- **Exercise**:
Although the listing below holds pictures, reproduce only its lines from the one containing "Read all visible content and emit it as JSON." through the last, exactly and without them.

- **Data for this task**:
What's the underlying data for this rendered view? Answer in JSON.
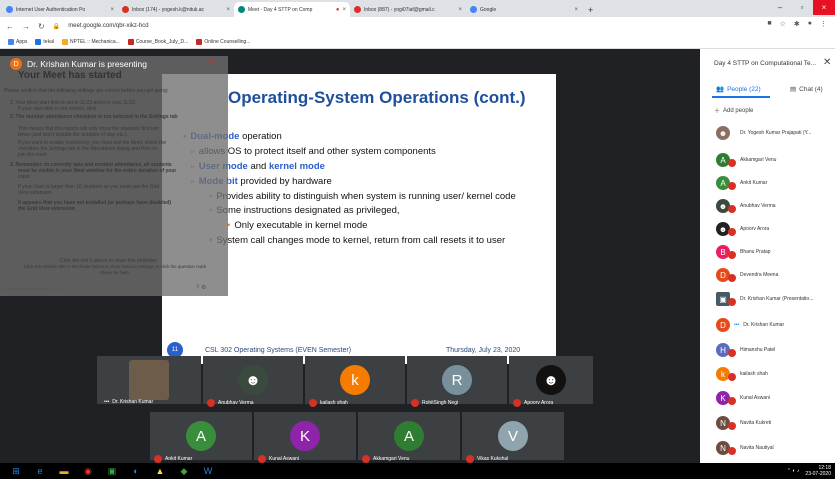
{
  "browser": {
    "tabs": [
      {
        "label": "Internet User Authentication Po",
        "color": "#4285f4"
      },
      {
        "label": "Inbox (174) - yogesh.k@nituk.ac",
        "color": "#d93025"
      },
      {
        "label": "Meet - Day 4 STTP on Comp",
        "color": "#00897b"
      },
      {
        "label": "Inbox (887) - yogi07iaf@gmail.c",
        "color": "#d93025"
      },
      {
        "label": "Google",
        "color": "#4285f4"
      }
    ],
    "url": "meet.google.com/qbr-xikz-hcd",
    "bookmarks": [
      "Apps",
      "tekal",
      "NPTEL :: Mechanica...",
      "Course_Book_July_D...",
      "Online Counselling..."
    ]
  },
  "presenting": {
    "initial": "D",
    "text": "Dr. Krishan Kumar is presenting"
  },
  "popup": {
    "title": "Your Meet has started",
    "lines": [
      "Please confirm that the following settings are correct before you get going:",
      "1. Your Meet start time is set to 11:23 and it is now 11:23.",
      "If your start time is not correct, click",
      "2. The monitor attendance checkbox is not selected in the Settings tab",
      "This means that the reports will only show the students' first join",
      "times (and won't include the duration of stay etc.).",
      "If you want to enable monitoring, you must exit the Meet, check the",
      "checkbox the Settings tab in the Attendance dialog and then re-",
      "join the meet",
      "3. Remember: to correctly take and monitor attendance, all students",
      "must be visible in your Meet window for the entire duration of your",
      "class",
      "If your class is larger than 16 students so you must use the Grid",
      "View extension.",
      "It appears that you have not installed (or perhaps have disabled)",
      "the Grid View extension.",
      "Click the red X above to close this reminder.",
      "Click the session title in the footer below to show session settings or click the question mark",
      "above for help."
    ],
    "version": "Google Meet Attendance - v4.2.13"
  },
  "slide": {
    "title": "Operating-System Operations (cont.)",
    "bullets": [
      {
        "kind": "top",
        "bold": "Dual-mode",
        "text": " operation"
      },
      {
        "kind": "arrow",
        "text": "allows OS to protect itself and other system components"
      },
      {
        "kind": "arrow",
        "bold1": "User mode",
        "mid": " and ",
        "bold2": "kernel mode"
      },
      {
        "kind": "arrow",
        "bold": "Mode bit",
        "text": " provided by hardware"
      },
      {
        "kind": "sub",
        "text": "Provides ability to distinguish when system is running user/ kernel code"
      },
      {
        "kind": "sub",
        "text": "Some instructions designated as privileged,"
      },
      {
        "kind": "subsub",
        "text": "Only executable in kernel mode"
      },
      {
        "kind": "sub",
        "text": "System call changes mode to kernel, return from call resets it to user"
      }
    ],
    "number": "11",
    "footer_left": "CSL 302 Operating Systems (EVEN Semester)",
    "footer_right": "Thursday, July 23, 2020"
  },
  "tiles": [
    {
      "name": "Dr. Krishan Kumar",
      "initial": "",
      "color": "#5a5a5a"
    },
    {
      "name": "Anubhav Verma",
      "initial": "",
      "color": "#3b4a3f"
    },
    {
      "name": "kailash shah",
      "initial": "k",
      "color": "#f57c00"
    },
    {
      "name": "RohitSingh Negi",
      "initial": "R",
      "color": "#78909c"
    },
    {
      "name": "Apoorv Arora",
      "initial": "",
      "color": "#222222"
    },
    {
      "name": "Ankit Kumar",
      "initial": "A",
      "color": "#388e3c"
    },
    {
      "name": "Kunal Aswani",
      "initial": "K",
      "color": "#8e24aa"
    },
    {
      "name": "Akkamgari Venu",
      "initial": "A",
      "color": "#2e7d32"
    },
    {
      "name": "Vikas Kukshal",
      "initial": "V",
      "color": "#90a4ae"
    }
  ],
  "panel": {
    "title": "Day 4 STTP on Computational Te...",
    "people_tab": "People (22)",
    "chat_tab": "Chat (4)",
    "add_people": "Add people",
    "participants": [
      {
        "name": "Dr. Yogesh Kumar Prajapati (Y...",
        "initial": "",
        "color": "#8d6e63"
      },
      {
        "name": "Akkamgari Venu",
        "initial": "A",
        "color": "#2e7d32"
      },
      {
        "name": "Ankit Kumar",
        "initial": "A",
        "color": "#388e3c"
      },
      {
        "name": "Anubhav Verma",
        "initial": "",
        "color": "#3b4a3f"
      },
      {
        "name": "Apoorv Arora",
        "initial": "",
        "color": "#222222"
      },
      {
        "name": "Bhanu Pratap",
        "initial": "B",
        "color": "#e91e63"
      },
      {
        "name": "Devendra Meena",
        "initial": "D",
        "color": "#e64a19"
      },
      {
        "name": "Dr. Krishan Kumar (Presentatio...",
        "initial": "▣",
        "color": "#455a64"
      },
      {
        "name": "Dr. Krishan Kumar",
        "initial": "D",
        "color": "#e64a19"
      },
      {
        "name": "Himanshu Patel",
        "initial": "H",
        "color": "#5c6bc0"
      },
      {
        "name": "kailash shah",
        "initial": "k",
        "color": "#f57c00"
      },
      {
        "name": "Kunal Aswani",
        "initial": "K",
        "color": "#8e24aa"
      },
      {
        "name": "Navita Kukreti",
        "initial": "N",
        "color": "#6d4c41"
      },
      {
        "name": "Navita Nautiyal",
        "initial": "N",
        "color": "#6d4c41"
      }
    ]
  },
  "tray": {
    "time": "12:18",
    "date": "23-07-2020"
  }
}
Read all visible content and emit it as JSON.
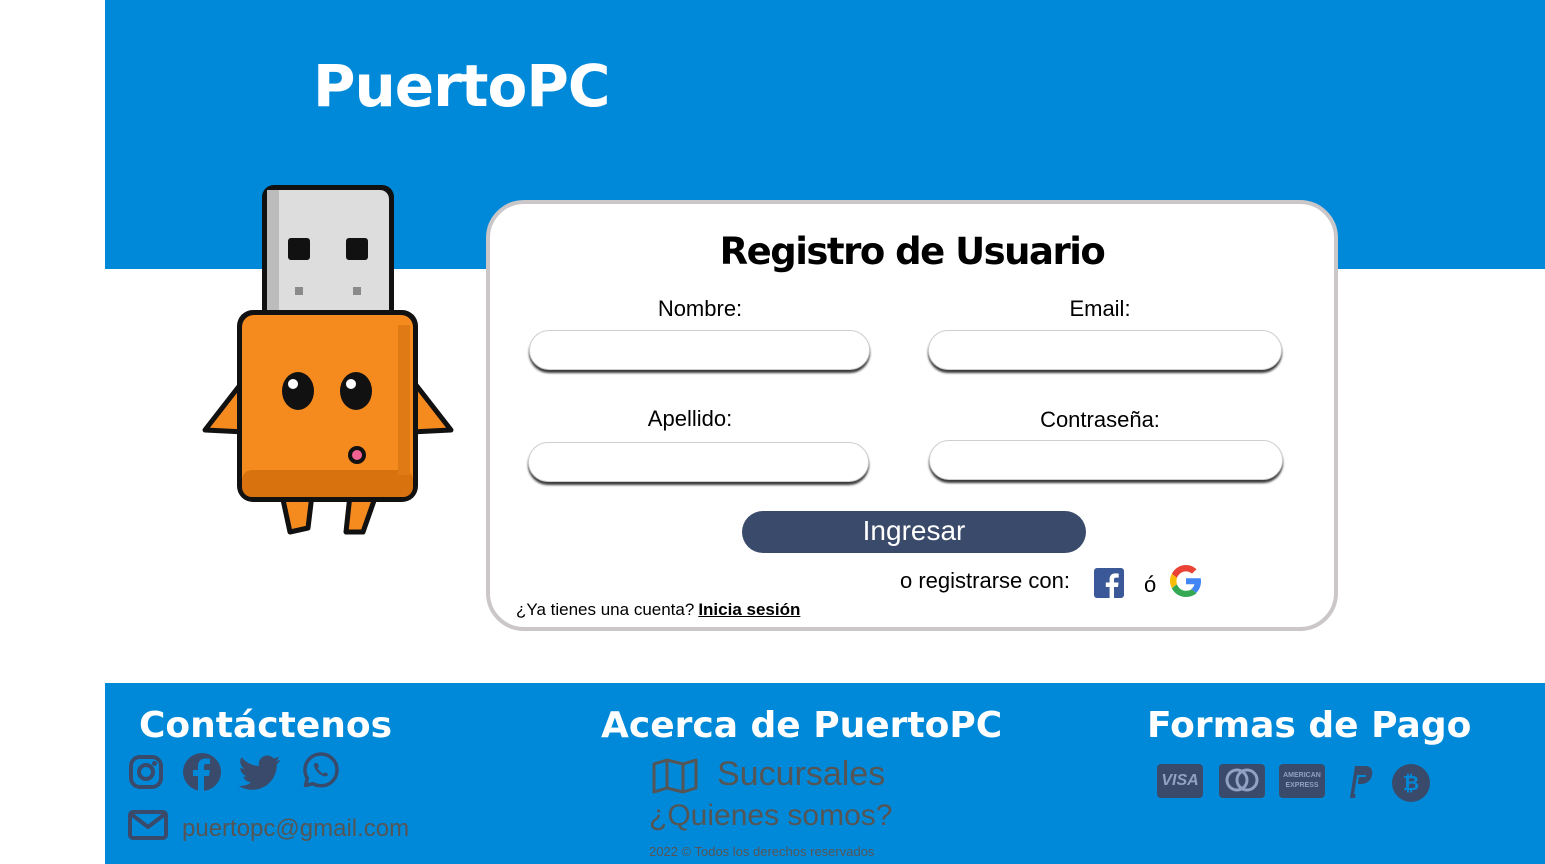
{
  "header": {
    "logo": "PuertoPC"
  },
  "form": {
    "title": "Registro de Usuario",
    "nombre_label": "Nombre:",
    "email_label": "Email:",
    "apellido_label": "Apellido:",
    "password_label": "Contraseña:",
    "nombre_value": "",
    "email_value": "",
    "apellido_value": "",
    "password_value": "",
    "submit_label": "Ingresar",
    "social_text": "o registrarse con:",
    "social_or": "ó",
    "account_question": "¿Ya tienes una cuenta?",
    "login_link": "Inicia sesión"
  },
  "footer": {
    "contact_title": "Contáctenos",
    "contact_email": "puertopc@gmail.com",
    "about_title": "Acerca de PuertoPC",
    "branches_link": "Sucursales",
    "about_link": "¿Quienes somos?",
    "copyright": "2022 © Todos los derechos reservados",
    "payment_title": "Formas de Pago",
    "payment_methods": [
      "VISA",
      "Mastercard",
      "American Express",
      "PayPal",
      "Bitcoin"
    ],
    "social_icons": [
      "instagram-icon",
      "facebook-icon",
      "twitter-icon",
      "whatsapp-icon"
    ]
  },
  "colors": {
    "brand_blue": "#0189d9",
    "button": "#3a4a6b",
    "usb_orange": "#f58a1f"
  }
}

- **Result of the exercise**:
Read all visible content and emit it as JSON.
{
  "header": {
    "logo": "PuertoPC"
  },
  "form": {
    "title": "Registro de Usuario",
    "nombre_label": "Nombre:",
    "email_label": "Email:",
    "apellido_label": "Apellido:",
    "password_label": "Contraseña:",
    "nombre_value": "",
    "email_value": "",
    "apellido_value": "",
    "password_value": "",
    "submit_label": "Ingresar",
    "social_text": "o registrarse con:",
    "social_or": "ó",
    "account_question": "¿Ya tienes una cuenta?",
    "login_link": "Inicia sesión"
  },
  "footer": {
    "contact_title": "Contáctenos",
    "contact_email": "puertopc@gmail.com",
    "about_title": "Acerca de PuertoPC",
    "branches_link": "Sucursales",
    "about_link": "¿Quienes somos?",
    "copyright": "2022 © Todos los derechos reservados",
    "payment_title": "Formas de Pago",
    "payment_methods": [
      "VISA",
      "Mastercard",
      "American Express",
      "PayPal",
      "Bitcoin"
    ],
    "social_icons": [
      "instagram-icon",
      "facebook-icon",
      "twitter-icon",
      "whatsapp-icon"
    ]
  },
  "colors": {
    "brand_blue": "#0189d9",
    "button": "#3a4a6b",
    "usb_orange": "#f58a1f"
  }
}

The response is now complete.